A wonderful increase of popularity has lately attended the art of walking.
The steady improvement made in speed and endurance by professional and amateur walkers and the introduction of international contests have brought this about within a few years.
When the firm of Beadle and Adams published their first Dime book of Pedestrianism, the only American walker of reputation was Edward Payson Weston.
The record of professionals and amateurs had then developed nothing greater than the performances of Captain Barclay of England, who
first did a thousand miles in a thousand hours.

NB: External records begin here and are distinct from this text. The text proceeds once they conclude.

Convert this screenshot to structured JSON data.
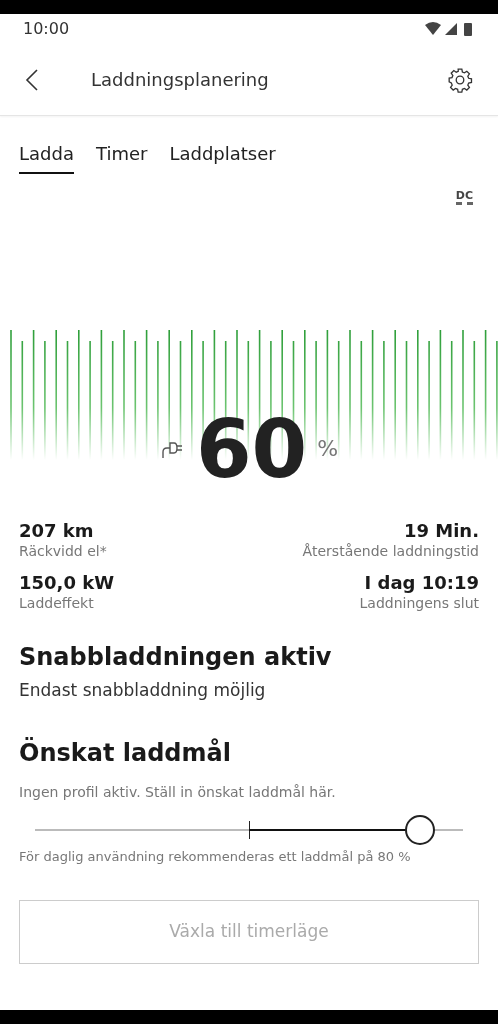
{
  "status_bar": {
    "time": "10:00"
  },
  "app_bar": {
    "title": "Laddningsplanering"
  },
  "tabs": [
    {
      "label": "Ladda",
      "selected": true
    },
    {
      "label": "Timer",
      "selected": false
    },
    {
      "label": "Laddplatser",
      "selected": false
    }
  ],
  "current_type": "DC",
  "charge": {
    "value": "60",
    "unit": "%"
  },
  "stats": [
    {
      "value": "207 km",
      "label": "Räckvidd el*"
    },
    {
      "value": "19 Min.",
      "label": "Återstående laddningstid"
    },
    {
      "value": "150,0 kW",
      "label": "Laddeffekt"
    },
    {
      "value": "I dag 10:19",
      "label": "Laddningens slut"
    }
  ],
  "fast_charging": {
    "title": "Snabbladdningen aktiv",
    "text": "Endast snabbladdning möjlig"
  },
  "target": {
    "title": "Önskat laddmål",
    "hint": "Ingen profil aktiv. Ställ in önskat laddmål här.",
    "level": 0.9,
    "note": "För daglig användning rekommenderas ett laddmål på 80 %"
  },
  "button": {
    "label": "Växla till timerläge",
    "disabled": true
  }
}
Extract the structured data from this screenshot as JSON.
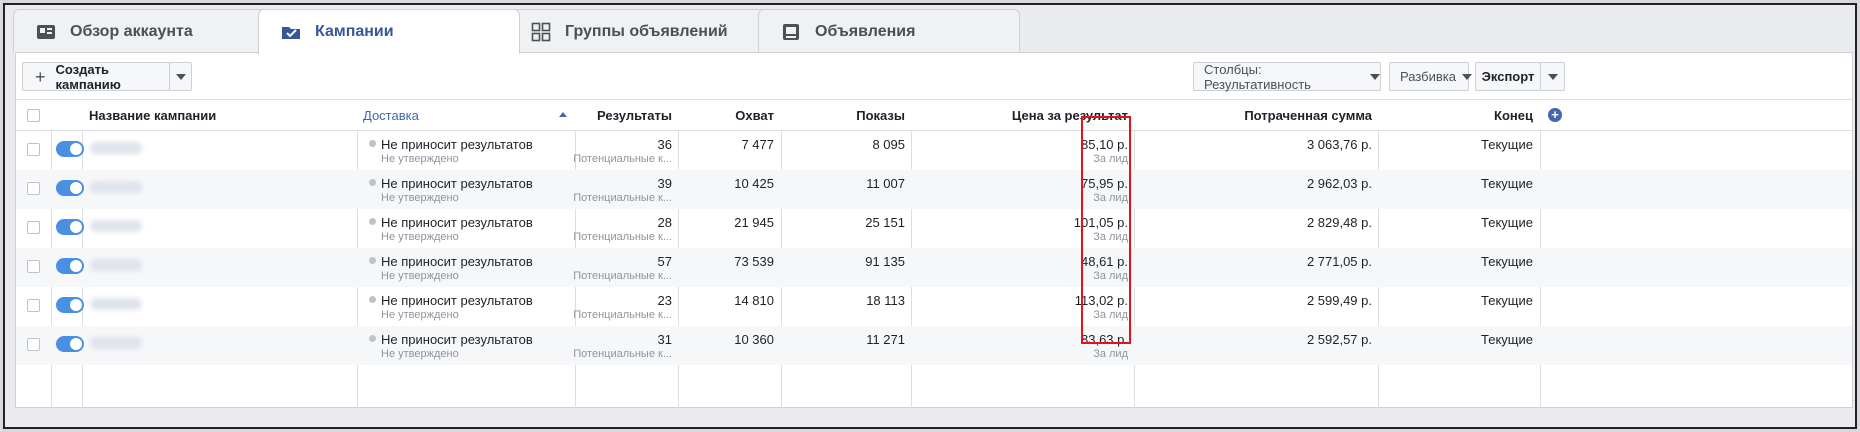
{
  "tabs": [
    {
      "label": "Обзор аккаунта",
      "icon": "account-overview-icon"
    },
    {
      "label": "Кампании",
      "icon": "campaigns-check-icon",
      "active": true
    },
    {
      "label": "Группы объявлений",
      "icon": "ad-sets-grid-icon"
    },
    {
      "label": "Объявления",
      "icon": "ads-icon"
    }
  ],
  "toolbar": {
    "create_label": "Создать кампанию",
    "columns_label": "Столбцы: Результативность",
    "breakdown_label": "Разбивка",
    "export_label": "Экспорт"
  },
  "table": {
    "headers": {
      "name": "Название кампании",
      "delivery": "Доставка",
      "results": "Результаты",
      "reach": "Охват",
      "impressions": "Показы",
      "cost": "Цена за результат",
      "spent": "Потраченная сумма",
      "end": "Конец"
    },
    "rows": [
      {
        "delivery": "Не приносит результатов",
        "delivery_sub": "Не утверждено",
        "results": "36",
        "results_sub": "Потенциальные к...",
        "reach": "7 477",
        "impressions": "8 095",
        "cost": "85,10 р.",
        "cost_sub": "За лид",
        "spent": "3 063,76 р.",
        "end": "Текущие"
      },
      {
        "delivery": "Не приносит результатов",
        "delivery_sub": "Не утверждено",
        "results": "39",
        "results_sub": "Потенциальные к...",
        "reach": "10 425",
        "impressions": "11 007",
        "cost": "75,95 р.",
        "cost_sub": "За лид",
        "spent": "2 962,03 р.",
        "end": "Текущие"
      },
      {
        "delivery": "Не приносит результатов",
        "delivery_sub": "Не утверждено",
        "results": "28",
        "results_sub": "Потенциальные к...",
        "reach": "21 945",
        "impressions": "25 151",
        "cost": "101,05 р.",
        "cost_sub": "За лид",
        "spent": "2 829,48 р.",
        "end": "Текущие"
      },
      {
        "delivery": "Не приносит результатов",
        "delivery_sub": "Не утверждено",
        "results": "57",
        "results_sub": "Потенциальные к...",
        "reach": "73 539",
        "impressions": "91 135",
        "cost": "48,61 р.",
        "cost_sub": "За лид",
        "spent": "2 771,05 р.",
        "end": "Текущие"
      },
      {
        "delivery": "Не приносит результатов",
        "delivery_sub": "Не утверждено",
        "results": "23",
        "results_sub": "Потенциальные к...",
        "reach": "14 810",
        "impressions": "18 113",
        "cost": "113,02 р.",
        "cost_sub": "За лид",
        "spent": "2 599,49 р.",
        "end": "Текущие"
      },
      {
        "delivery": "Не приносит результатов",
        "delivery_sub": "Не утверждено",
        "results": "31",
        "results_sub": "Потенциальные к...",
        "reach": "10 360",
        "impressions": "11 271",
        "cost": "83,63 р.",
        "cost_sub": "За лид",
        "spent": "2 592,57 р.",
        "end": "Текущие"
      }
    ]
  },
  "colors": {
    "link": "#4267b2",
    "toggle": "#4a90e2",
    "highlight": "#e3121d"
  }
}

Weston’s famous walk from Portland to Chicago caused the only ripple of excitement in the sporting world on the subject of walking from the time of Barclay up to 1870.